_WORK INSTRUCTIONS_
Give only the number of lines in these records that contain the word "Дата".

_EXCERPTED DATA_
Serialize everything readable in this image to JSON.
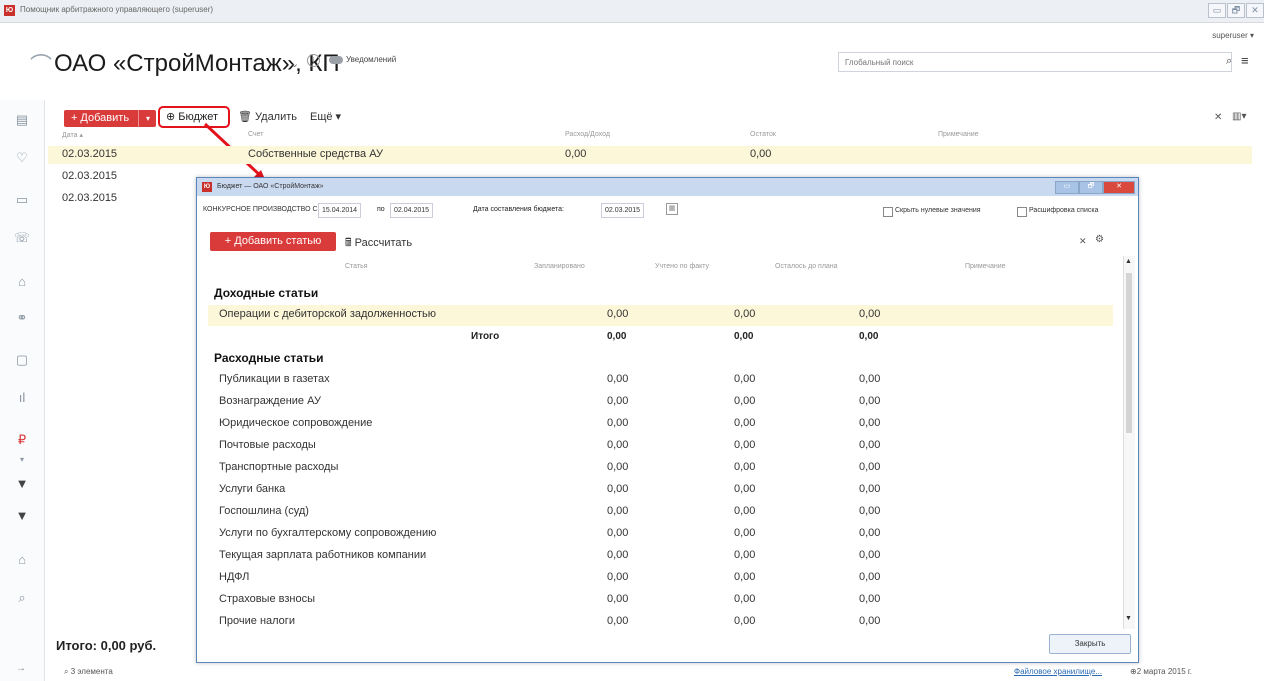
{
  "window": {
    "title": "Помощник арбитражного управляющего (superuser)",
    "app_icon": "Ю",
    "min": "▭",
    "max": "🗗",
    "close": "✕",
    "user": "superuser ▾"
  },
  "header": {
    "company_title": "ОАО «СтройМонтаж», КП",
    "chevron": "⌄",
    "info": "i",
    "notifications_label": "Уведомлений",
    "search_placeholder": "Глобальный поиск",
    "search_icon": "⌕",
    "menu_icon": "≡",
    "company_icon": "⌒"
  },
  "toolbar": {
    "add_label": "+ Добавить",
    "add_arrow": "▾",
    "budget_label": "⊕ Бюджет",
    "delete_label": "🗑 Удалить",
    "more_label": "Ещё ▾",
    "close_x": "✕",
    "columns_icon": "▥▾"
  },
  "table": {
    "headers": {
      "date": "Дата ▴",
      "account": "Счет",
      "amount": "Расход/Доход",
      "balance": "Остаток",
      "note": "Примечание"
    },
    "rows": [
      {
        "date": "02.03.2015",
        "account": "Собственные средства АУ",
        "amount": "0,00",
        "balance": "0,00"
      },
      {
        "date": "02.03.2015"
      },
      {
        "date": "02.03.2015"
      }
    ]
  },
  "footer": {
    "total": "Итого:  0,00 руб.",
    "count": "⌕ 3 элемента",
    "storage_link": "Файловое хранилище...",
    "date": "⊕2 марта 2015 г."
  },
  "dialog": {
    "title": "Бюджет — ОАО «СтройМонтаж»",
    "params_label": "КОНКУРСНОЕ ПРОИЗВОДСТВО С",
    "from_date": "15.04.2014",
    "to_label": "по",
    "to_date": "02.04.2015",
    "compile_label": "Дата составления бюджета:",
    "compile_date": "02.03.2015",
    "hide_zero": "Скрыть нулевые значения",
    "expand_list": "Расшифровка списка",
    "add_article": "+ Добавить статью",
    "calculate": "🖩 Рассчитать",
    "close_button": "Закрыть",
    "headers": {
      "article": "Статья",
      "planned": "Запланировано",
      "actual": "Учтено по факту",
      "remaining": "Осталось до плана",
      "note": "Примечание"
    },
    "income_section": "Доходные статьи",
    "income_rows": [
      {
        "name": "Операции с дебиторской задолженностью",
        "planned": "0,00",
        "actual": "0,00",
        "remaining": "0,00"
      }
    ],
    "income_total": {
      "label": "Итого",
      "planned": "0,00",
      "actual": "0,00",
      "remaining": "0,00"
    },
    "expense_section": "Расходные статьи",
    "expense_rows": [
      {
        "name": "Публикации в газетах",
        "planned": "0,00",
        "actual": "0,00",
        "remaining": "0,00"
      },
      {
        "name": "Вознаграждение АУ",
        "planned": "0,00",
        "actual": "0,00",
        "remaining": "0,00"
      },
      {
        "name": "Юридическое сопровождение",
        "planned": "0,00",
        "actual": "0,00",
        "remaining": "0,00"
      },
      {
        "name": "Почтовые расходы",
        "planned": "0,00",
        "actual": "0,00",
        "remaining": "0,00"
      },
      {
        "name": "Транспортные расходы",
        "planned": "0,00",
        "actual": "0,00",
        "remaining": "0,00"
      },
      {
        "name": "Услуги банка",
        "planned": "0,00",
        "actual": "0,00",
        "remaining": "0,00"
      },
      {
        "name": "Госпошлина (суд)",
        "planned": "0,00",
        "actual": "0,00",
        "remaining": "0,00"
      },
      {
        "name": "Услуги по бухгалтерскому сопровождению",
        "planned": "0,00",
        "actual": "0,00",
        "remaining": "0,00"
      },
      {
        "name": "Текущая зарплата работников компании",
        "planned": "0,00",
        "actual": "0,00",
        "remaining": "0,00"
      },
      {
        "name": "НДФЛ",
        "planned": "0,00",
        "actual": "0,00",
        "remaining": "0,00"
      },
      {
        "name": "Страховые взносы",
        "planned": "0,00",
        "actual": "0,00",
        "remaining": "0,00"
      },
      {
        "name": "Прочие налоги",
        "planned": "0,00",
        "actual": "0,00",
        "remaining": "0,00"
      }
    ]
  },
  "sidebar_icons": [
    "▤",
    "♡",
    "▭",
    "☏",
    "⌂",
    "⚭",
    "▢",
    "ıl",
    "₽",
    "▾",
    "▼",
    "▼",
    "⌂",
    "⌕"
  ],
  "colors": {
    "accent_red": "#d93a3a",
    "highlight_row": "#fdf7d9",
    "dialog_border": "#5b86bd"
  }
}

_EXERCISE RESULT_
2